I think the following letter by Rachel Saperstein, Neve Dekalim/Nitzan in Gaza is worth reprinting, since we tend to forget just how the 8000 Israelis expelled from Gush Kativ are still struggling to get their lives together. The plan was that this should bring peace to the area but we have seen now how it has created just the opposite.
She writes "I’m still paying the mortgage on my house in Gush Katif, the house our government destroyed, and now we've added the mortgage on the house we are building in Nitzan," K says to me. We are sitting in the Nitzan Library. We speak softly. After all, we are in a library. My visiting grandchildren are selecting books.
There is a lingering sadness in each of us. The burden of the expulsion weighs heavily upon us.
Despite the saying 'time heals all wounds' apparently the wound of being forcibly removed from your own home by your own people lays open and continues to fester.
K talks about her sense of loss. "Rachel, I feel as if I'm going through another expulsion. My neighbors in the refugee camp are moving away. Their caravilla is removed from the site as soon as they leave. I experience a sense of loss as good friends leave. I know they are moving to permanent homes but I feel the pain of eviction once again. I tremble when I see the empty space that once was a home. I can't seem to pack my belongings. Having to pack once again leaves me with a sense of dread."
"My two sons are in the army" K continues as she pulls out their picture. They are officers in combat units. "Last week there was a knock on my door. It was my younger son's commanding officer, with a group from his platoon. I froze in terror! 'Has something happened to my son?' I cried.

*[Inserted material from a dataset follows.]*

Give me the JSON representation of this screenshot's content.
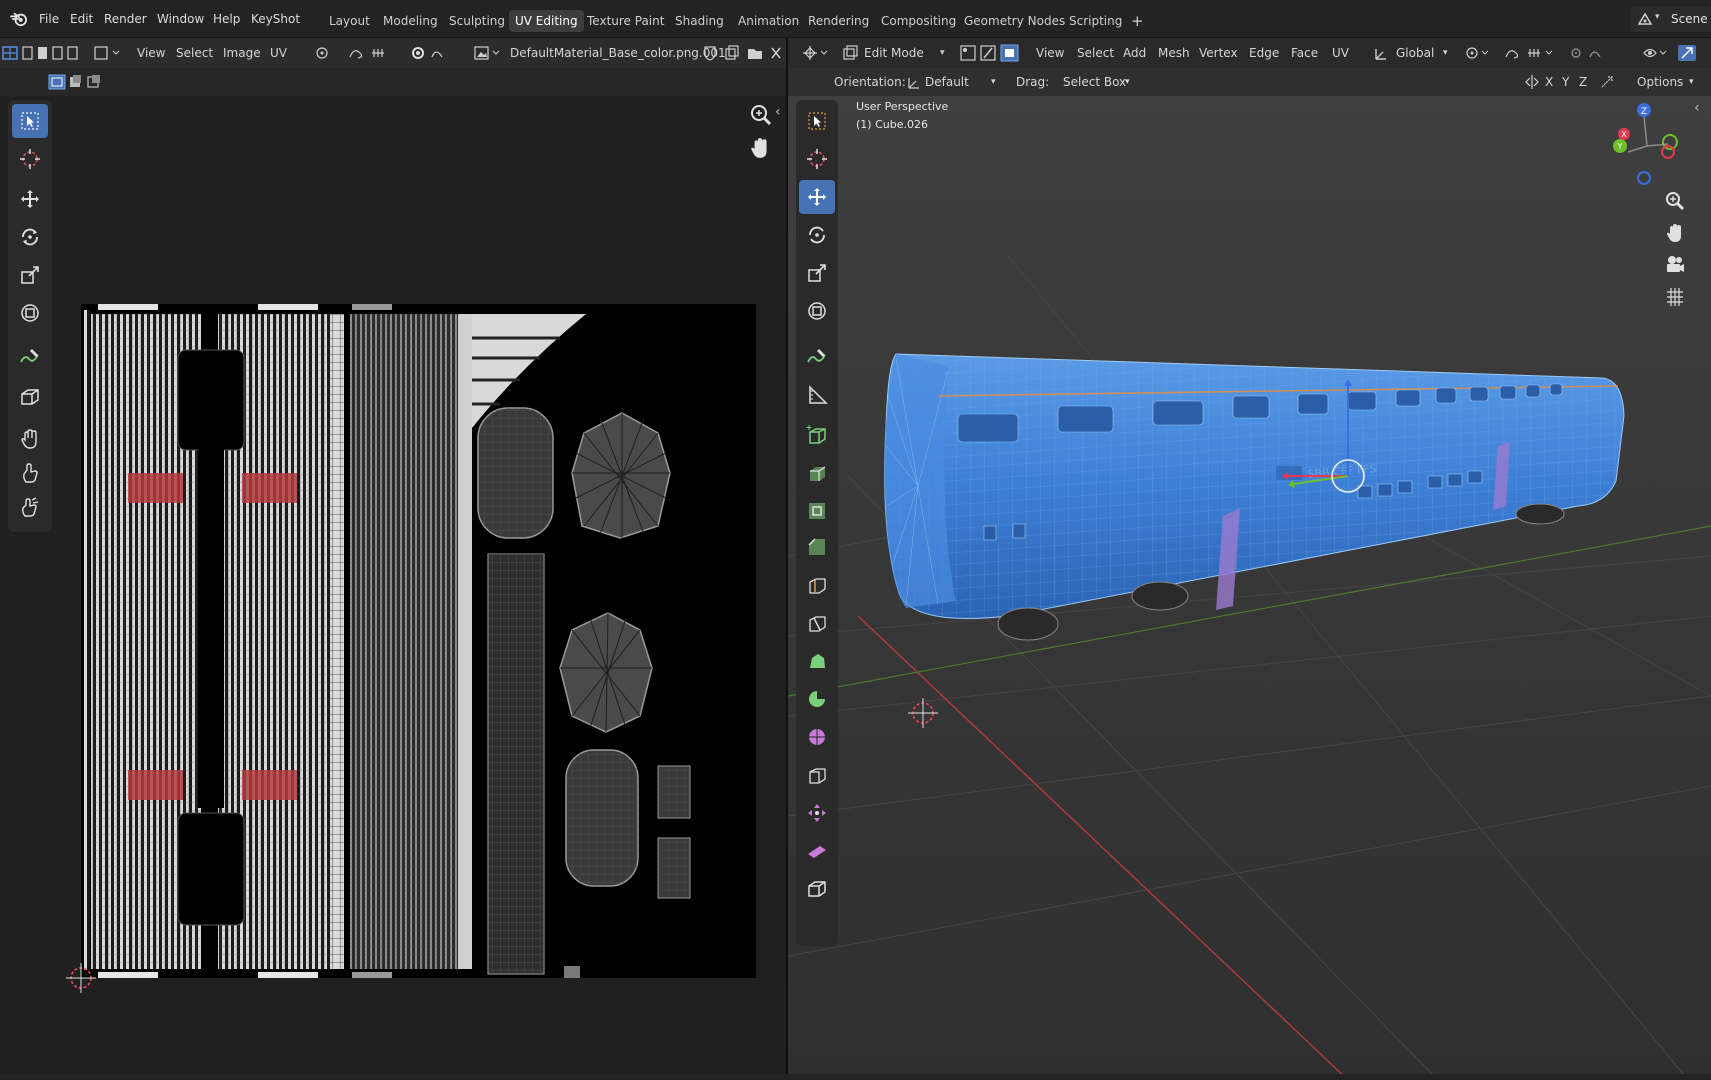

'Your son is fine' he smiled. 'We've come to help you pack'. Though my heart was pounding, I forced myself to calm down and began to give the soldiers instructions."
There is an ambivalent reaction to our soldiers. Six years ago they came to evict us. This time, as we slowly get ready to move again, they come to help us pack. But moving leaves us with a sense of sadness as we say a temporary goodbye to our dream of returning to Gush Katif.
I hugged K. The grandchildren had selected their books and are ready to return to our caravilla for lunch.
Last night I took a walk around the area. The caravillas that we have called home have begun to disappear. Fields of weeds have taken over. Where homes remain gardens are increasingly neglected.
We who are moving to Lachish still have a long wait as building has yet to begin. We are waiting for our Housing Committee to make a final choice of builder. We are depending on the Committee to make a proper choice, a builder with a good track record. There is also the choice of the contractor for public buildings. We cannot move people into a largely unpopulated area without synagogues, a supermarket, a health clinic, kindergartens and schools. So we wait.
As we complete six years of expulsion this Tisha bAv we contemplate the irony that the stories of expulsions on this terrible date for the Jewish Nation will now include the expulsion of Jews by Jews.